[Excerpts from an interface dataset]
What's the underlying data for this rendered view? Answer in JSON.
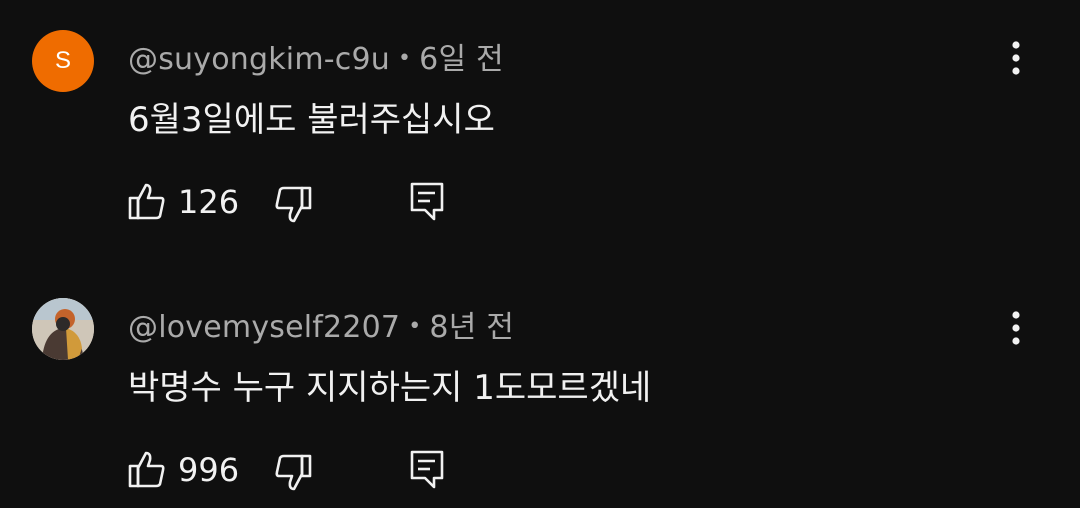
{
  "comments": [
    {
      "author": "@suyongkim-c9u",
      "age": "6일 전",
      "avatar_letter": "S",
      "avatar_color": "#ef6c00",
      "text": "6월3일에도 불러주십시오",
      "likes": "126"
    },
    {
      "author": "@lovemyself2207",
      "age": "8년 전",
      "text": "박명수 누구 지지하는지 1도모르겠네",
      "likes": "996"
    }
  ],
  "icons": {
    "like": "thumbs-up-icon",
    "dislike": "thumbs-down-icon",
    "reply": "reply-comment-icon",
    "menu": "more-vert-icon"
  },
  "theme": {
    "background": "#0f0f0f",
    "text": "#f1f1f1",
    "meta": "#aaaaaa"
  }
}
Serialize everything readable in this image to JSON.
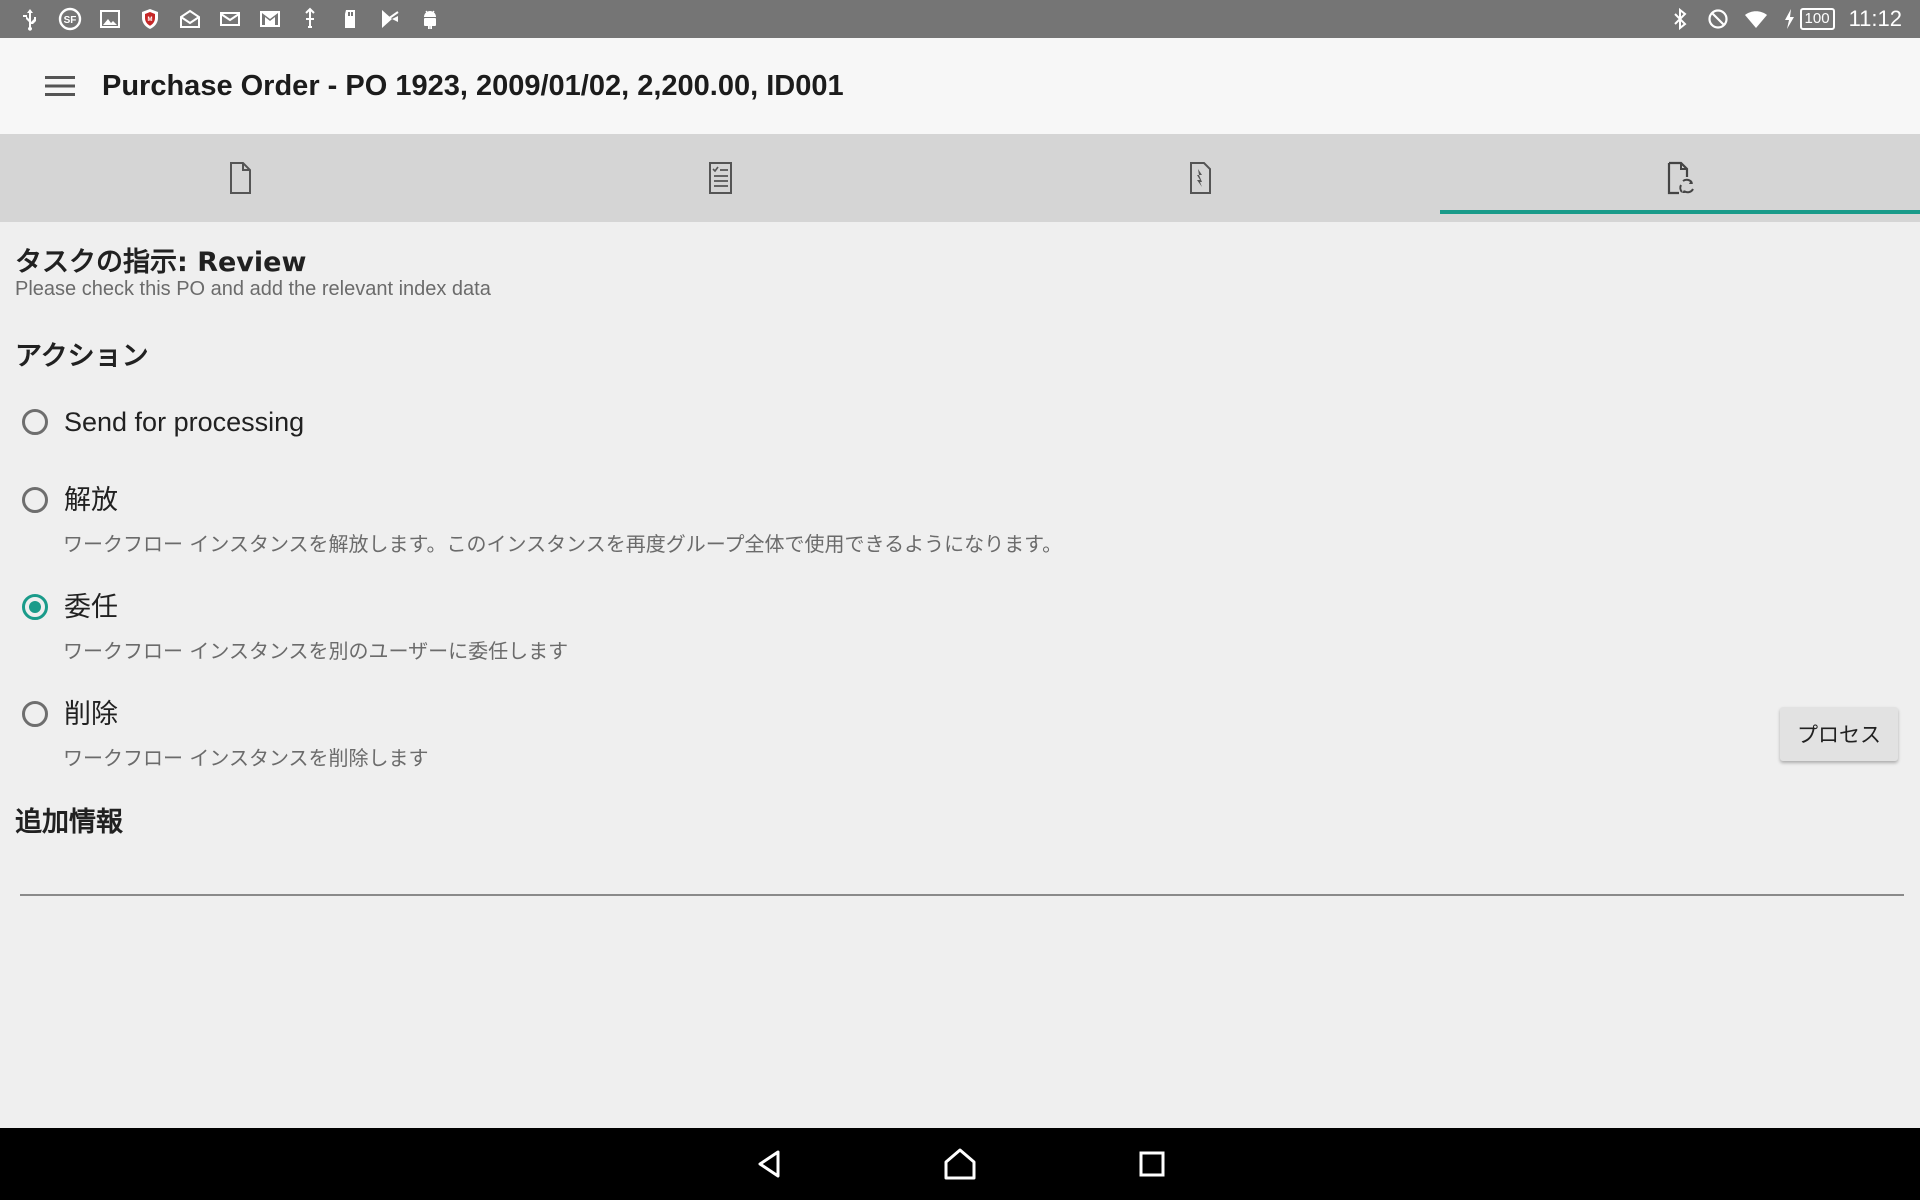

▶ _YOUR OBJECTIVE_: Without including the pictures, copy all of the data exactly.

▶ _EXERCISE RESPONSE_:
What's the underlying data for this rendered view? Answer in JSON.
{
  "comments": [
    {
      "author": "@suyongkim-c9u",
      "age": "6일 전",
      "avatar_letter": "S",
      "avatar_color": "#ef6c00",
      "text": "6월3일에도 불러주십시오",
      "likes": "126"
    },
    {
      "author": "@lovemyself2207",
      "age": "8년 전",
      "text": "박명수 누구 지지하는지 1도모르겠네",
      "likes": "996"
    }
  ],
  "icons": {
    "like": "thumbs-up-icon",
    "dislike": "thumbs-down-icon",
    "reply": "reply-comment-icon",
    "menu": "more-vert-icon"
  },
  "theme": {
    "background": "#0f0f0f",
    "text": "#f1f1f1",
    "meta": "#aaaaaa"
  }
}
Serialize everything readable in this image to JSON.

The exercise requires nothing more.